‘Architecture, we imagine, is permanent,’ wrote Stewart Brand in his 1994 book How Buildings Learn. ‘And so our buildings thwart us. Because they discount time, they misuse time.’
We live, work and engage with the world in buildings, and as we grow and evolve, so too do the buildings around us. They age and bits break off. They get painted, upgraded, enhanced and defaced. Buildings are dynamic, and yet our relationship with them remains strangely fixed. And so, as Brand suggests, they thwart us.
Buildings are dynamic and we must keep up
We’ve been thinking about the dynamism in buildings for many years at IBM. We know that buildings and how we use them is constantly changing- especially when it comes to energy. When the weather changes, patterns of use change. For example, people stay longer in the building in the evening when it’s raining than they do when the sun is shining. Similarly, at different times of year – such as when schools are closed – people come to work earlier.
Buildings are increasingly used for different purposes. It is not uncommon in cities to have buildings with retail, residential and commercial all combined. The interaction of these functions is important to model and understand as we consider how to make each more energy friendly.
Tenants are demanding deeper understanding of building functions

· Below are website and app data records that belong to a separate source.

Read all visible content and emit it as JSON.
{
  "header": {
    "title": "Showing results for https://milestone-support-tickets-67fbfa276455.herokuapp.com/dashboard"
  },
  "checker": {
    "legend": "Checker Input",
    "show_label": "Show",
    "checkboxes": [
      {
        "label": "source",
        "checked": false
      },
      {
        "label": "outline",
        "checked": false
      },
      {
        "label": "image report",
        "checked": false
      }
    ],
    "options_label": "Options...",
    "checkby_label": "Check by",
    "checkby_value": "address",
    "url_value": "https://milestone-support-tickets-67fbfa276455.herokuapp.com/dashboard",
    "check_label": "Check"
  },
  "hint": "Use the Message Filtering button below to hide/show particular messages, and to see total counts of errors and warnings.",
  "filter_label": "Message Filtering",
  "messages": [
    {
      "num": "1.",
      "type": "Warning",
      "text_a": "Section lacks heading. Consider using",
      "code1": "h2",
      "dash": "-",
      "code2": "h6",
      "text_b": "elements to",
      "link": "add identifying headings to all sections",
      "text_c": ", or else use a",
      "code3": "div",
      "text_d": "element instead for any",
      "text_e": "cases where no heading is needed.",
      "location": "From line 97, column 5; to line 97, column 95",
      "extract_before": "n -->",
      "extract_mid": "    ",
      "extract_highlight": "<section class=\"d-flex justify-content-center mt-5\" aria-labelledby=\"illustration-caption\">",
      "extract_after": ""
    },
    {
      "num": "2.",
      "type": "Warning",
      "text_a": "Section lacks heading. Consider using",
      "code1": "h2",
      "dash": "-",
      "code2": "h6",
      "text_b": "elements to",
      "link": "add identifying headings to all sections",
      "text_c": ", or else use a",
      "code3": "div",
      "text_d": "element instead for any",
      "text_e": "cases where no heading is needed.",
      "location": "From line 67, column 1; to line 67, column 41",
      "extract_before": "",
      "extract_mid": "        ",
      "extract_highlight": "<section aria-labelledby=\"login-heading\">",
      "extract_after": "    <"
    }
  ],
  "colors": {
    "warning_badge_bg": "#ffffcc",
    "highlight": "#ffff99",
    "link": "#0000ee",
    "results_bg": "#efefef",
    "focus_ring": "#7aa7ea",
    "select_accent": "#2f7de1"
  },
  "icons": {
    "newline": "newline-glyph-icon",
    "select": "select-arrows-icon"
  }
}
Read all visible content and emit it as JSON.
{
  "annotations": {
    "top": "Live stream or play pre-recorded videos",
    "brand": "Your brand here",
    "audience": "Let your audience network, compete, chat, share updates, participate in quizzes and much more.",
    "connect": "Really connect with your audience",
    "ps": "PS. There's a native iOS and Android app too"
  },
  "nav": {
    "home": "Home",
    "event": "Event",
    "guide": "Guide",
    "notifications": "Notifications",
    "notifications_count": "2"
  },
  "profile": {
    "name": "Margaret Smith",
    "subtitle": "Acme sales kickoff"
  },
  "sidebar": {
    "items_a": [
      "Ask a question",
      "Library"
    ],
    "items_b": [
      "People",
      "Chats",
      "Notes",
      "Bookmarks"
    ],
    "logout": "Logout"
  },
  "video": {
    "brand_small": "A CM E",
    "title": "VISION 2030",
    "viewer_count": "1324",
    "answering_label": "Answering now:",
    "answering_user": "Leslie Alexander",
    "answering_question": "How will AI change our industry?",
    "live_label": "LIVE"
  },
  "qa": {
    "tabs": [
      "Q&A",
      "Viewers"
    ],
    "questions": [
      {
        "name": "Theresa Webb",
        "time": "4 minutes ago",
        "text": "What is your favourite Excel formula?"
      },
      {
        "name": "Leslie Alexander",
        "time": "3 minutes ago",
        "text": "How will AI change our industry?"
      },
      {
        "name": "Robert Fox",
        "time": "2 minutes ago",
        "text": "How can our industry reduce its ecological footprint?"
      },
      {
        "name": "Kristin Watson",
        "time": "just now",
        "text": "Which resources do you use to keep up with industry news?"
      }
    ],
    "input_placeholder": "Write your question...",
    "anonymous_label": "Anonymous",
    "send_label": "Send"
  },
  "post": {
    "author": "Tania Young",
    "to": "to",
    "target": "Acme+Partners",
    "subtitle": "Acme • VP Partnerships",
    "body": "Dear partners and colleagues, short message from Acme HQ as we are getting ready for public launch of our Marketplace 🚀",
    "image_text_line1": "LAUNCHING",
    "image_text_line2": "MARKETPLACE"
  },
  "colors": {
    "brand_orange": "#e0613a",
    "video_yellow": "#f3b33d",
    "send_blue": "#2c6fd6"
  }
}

The relationship between the owner and the tenant has often been at arms-length, resulting in a lack of integrated thinking for building performance. Increasingly, however, tenants are demanding access to deeper understanding and control of core building functions. They care about sustainability and how energy friendly the spaces they occupy are.
Tenancies too are becoming shorter. From retail pop-up and seasonal stores, to space sharing and on-demand cubicles, real-estate models are changing. The ability to arbitrage space, to move it around, and to deploy quickly, can offer significant uplift to the building owner, and value to the tenant.
The Internet of Things (IoT) offers significant opportunity with its tiny sensors and cheap computing and cloud designs. It doesn’t just allow us to see into the spaces in buildings. It also allows us to model that dynamism and to understand the processes within which buildings exist. We can visualize the current behavior of the building, model its past ,and predict its future. Using these technologies, we can effect an ongoing design of the building based on how its uses change, and as the seasons come and go.
The value of artificial intelligence in the future of buildings
For owners, tenants, visitors and suppliers, the people who operate within and around buildings learn intuitively how to get the best out of it. At certain times of the day, you learn it’s best to take the stairs. You get to know where the best places are to park. You figure out what settings are right on the thermostat, and whether it’s a better idea to just open the window. As human beings, we are constantly learning within our spaces and our worlds. The promise of artificial intelligence (AI) is that machines can learn too.
The combination of AI with the IoT is where Stewart Brand’s conception of buildings that learn finds expression. It is not necessary for these buildings to thwart us. Our technologies can make them, in some primitive respects, self-aware. It pulls data in from weather feeds and device feeds from HVAC controllers, lighting and security, footfall analyses and elevator loading data. It runs live into a comprehensive model of the building and its functions. The building can then acquire a capacity to make intelligent decisions about how its services are delivered and maintained. Increasingly, our buildings can be aware of what we need, and evolve that understanding.
Introducing IBM IoT Building Insights
IBM IoT Building Insights is now available on the IBM Cloud. The goal of the solution is to ensure that the design of the building doesn’t stop after the builder hands over the keys. It enables the space to continue to grow and evolve – not in an unpredictable or chaotic way – but in a managed and more effective model. Temperature regulation improves; oppressive crowds are reduced; elevators and people movers are more useful, and even sales conversion rates in a retail setting can be improved.